Do you have a problem linked to the EU? The European Parliament can help. The EP's petitions committee ensures that people's complaints are heard at the highest level. And thanks to a new website launched this week, it is now easier than ever.
What is a petition?
It is a complaint or a request concerning the application of EU law or an appeal to the European Parliament to adopt a position on a specific matter.
In 2013 the petitions committee received 2,885 petitions, which is significantly more than the 1,986 petitions it got in 2012.
Who can submit a petition?
Anyone who lives in the EU or is a citizen of one of the member states can submit a petition. This also applies to anyone who is a member of an association, company or organisation with a headquarters in the EU.
Where do most of the petitions come from?
In 2012 the countries where the most petitions came from were: Germany 23.9%, Spain 15.7%, Italy 12.1%, Romania 7.1%, UK 5.3%
What can the petition be about?
The petition has to be about something the EU deals with, such as consumer protection, employment issues and social policy, recognition of professional qualifications and other problems related to the implementation of EU law or rights set out in the EU treaties.
In 2012 the most popular topics were: fundamental rights 25.1%, the environment 14.1%, internal market 7.2%, health 5.5%, consumers rights 5.1% and animal welfare 3%.
The geographical areas most complained about in 2012 were: the whole of the EU 27.3%, Spain 15%, Germany 12.5%, Italy 8.6% and Romania 7.4%
How do you submit a petition?
Petitions can be submitted either online or by traditional mail in one of the EU's official 24 languages. In 2012, 70% (1,387) of petitions were submitted electronically, 30% (599) on paper. The most popular languages used in 2012 were: German 25.1%, English 18.1%, Spanish 15.3%, Italian 11.2%, French 6.2%
What happens after you submit a petition?
Once a petition has been declared admissible, there is a range of possibilities open to the petitions committee. It can for example ask the European Commission to conduct a preliminary investigation and provide information regarding compliance with relevant EU legislation or contact SOLVIT, which is dedicated to helping people if they have a problem with European bureaucracy.
The petitions committee can also refer the petition to other parliamentary committees for information or further action.
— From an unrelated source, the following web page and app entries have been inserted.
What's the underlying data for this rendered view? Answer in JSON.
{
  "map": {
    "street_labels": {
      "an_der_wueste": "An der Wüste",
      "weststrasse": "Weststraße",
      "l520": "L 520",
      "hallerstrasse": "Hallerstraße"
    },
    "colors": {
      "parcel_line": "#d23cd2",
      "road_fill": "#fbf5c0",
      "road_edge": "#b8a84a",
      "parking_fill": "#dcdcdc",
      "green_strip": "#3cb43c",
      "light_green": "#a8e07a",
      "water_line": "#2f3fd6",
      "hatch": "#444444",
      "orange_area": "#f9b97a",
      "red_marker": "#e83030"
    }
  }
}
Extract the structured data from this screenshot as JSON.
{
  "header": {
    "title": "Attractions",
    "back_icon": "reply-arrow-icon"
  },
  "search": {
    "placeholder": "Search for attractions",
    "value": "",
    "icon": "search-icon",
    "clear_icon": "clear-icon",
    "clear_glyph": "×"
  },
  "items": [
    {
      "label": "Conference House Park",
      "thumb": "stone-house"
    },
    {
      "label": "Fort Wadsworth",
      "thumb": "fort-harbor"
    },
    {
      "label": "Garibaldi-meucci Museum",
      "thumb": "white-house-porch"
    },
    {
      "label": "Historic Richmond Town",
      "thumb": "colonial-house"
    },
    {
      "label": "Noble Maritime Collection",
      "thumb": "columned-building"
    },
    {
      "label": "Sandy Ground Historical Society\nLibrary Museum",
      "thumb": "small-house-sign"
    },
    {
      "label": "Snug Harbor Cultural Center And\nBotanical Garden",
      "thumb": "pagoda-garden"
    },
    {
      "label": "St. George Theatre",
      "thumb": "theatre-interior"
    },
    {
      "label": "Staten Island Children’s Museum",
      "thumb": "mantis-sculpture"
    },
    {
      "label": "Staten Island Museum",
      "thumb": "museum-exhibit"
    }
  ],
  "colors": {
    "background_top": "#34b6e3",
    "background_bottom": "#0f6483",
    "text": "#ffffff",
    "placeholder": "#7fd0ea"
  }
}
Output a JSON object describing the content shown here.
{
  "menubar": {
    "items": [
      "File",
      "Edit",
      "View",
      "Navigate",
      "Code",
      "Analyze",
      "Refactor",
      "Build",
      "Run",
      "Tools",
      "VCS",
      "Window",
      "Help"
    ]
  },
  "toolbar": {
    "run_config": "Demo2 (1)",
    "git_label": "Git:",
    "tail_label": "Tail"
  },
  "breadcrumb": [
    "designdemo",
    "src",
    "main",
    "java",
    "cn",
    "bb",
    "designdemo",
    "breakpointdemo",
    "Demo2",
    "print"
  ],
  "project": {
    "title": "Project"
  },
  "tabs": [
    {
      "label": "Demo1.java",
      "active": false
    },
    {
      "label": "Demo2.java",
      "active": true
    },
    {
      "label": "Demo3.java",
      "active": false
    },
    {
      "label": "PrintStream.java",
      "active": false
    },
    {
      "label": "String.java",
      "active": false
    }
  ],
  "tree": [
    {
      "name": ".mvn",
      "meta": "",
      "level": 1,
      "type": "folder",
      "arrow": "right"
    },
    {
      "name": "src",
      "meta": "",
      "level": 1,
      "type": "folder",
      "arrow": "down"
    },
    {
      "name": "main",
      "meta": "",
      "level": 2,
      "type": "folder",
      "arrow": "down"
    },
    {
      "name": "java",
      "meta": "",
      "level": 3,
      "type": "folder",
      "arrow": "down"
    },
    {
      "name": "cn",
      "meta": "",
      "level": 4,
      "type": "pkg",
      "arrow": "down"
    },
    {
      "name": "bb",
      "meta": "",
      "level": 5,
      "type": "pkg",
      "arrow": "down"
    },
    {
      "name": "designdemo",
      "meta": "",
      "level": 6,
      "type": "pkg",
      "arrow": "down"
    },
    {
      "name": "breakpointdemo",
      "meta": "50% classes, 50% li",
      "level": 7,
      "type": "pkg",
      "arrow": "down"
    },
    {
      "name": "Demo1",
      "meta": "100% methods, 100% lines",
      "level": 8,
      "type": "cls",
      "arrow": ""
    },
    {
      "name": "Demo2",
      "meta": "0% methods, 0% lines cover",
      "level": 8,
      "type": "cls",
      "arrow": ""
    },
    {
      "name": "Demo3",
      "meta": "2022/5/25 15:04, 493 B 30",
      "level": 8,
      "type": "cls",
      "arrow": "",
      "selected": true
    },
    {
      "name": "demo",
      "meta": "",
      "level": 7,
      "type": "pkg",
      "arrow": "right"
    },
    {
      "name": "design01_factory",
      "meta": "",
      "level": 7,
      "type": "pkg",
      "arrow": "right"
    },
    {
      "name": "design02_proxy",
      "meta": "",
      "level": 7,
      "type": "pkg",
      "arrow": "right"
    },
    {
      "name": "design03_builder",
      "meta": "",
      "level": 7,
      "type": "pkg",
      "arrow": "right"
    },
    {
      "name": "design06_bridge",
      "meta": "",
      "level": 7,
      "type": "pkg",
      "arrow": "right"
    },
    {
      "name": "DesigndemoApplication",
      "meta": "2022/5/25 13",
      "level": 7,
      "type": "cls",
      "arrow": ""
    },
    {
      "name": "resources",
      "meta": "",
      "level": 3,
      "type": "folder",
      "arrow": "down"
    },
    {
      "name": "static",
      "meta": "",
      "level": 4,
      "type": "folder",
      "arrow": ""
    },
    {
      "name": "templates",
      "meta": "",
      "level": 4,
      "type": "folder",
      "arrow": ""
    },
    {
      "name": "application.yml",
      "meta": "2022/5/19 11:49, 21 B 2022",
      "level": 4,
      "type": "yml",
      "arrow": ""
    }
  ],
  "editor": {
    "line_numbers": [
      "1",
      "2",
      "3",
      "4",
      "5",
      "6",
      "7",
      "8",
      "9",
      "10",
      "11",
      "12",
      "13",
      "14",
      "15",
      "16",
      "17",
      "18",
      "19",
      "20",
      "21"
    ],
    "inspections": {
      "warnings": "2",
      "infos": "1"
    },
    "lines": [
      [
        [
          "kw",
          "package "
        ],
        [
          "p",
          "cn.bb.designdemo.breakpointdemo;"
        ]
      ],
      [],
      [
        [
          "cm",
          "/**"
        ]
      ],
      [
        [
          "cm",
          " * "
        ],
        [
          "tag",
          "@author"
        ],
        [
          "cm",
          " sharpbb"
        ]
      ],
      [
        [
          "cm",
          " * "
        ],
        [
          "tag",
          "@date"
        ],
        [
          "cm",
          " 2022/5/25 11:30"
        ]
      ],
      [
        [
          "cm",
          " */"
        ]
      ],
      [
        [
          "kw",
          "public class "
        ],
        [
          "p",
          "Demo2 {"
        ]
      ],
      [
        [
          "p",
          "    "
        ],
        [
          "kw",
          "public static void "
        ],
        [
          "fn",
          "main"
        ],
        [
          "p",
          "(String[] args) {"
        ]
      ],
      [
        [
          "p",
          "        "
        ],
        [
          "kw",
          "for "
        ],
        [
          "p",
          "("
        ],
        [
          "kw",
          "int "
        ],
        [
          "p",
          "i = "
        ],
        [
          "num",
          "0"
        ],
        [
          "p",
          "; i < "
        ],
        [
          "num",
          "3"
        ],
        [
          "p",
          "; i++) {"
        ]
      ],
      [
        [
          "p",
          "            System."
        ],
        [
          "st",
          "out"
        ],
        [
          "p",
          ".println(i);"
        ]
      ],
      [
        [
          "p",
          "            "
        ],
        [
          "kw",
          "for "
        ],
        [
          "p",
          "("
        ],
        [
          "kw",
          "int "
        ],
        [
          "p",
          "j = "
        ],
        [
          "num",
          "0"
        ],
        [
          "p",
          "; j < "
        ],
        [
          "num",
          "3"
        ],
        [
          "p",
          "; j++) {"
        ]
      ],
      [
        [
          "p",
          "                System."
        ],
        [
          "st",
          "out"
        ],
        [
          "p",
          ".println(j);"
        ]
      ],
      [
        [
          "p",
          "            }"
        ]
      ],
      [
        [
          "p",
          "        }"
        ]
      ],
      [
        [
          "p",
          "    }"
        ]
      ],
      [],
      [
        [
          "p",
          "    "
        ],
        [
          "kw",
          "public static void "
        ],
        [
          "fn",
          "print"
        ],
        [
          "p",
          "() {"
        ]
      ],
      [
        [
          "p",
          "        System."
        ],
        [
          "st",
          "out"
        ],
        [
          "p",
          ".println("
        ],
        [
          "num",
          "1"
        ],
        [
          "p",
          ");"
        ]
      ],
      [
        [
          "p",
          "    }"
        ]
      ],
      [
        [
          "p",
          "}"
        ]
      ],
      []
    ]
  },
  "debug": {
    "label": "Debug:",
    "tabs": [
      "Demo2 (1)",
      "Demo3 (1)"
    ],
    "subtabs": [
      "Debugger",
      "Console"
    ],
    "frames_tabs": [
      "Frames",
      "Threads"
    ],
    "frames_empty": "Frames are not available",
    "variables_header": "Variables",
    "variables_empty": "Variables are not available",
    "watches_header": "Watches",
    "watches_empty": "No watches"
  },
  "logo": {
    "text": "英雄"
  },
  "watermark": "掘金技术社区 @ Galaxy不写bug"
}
In some exceptional cases it can prepare and submit a full report to the Parliament to be voted upon in plenary or conduct a fact-finding visit to the country or region concerned and write a committee report containing its observations and recommendations. In general it will take any action considered appropriate to try to resolve an issue or deliver a suitable response to the people who submitted the petition.
Photo copyright European Parliament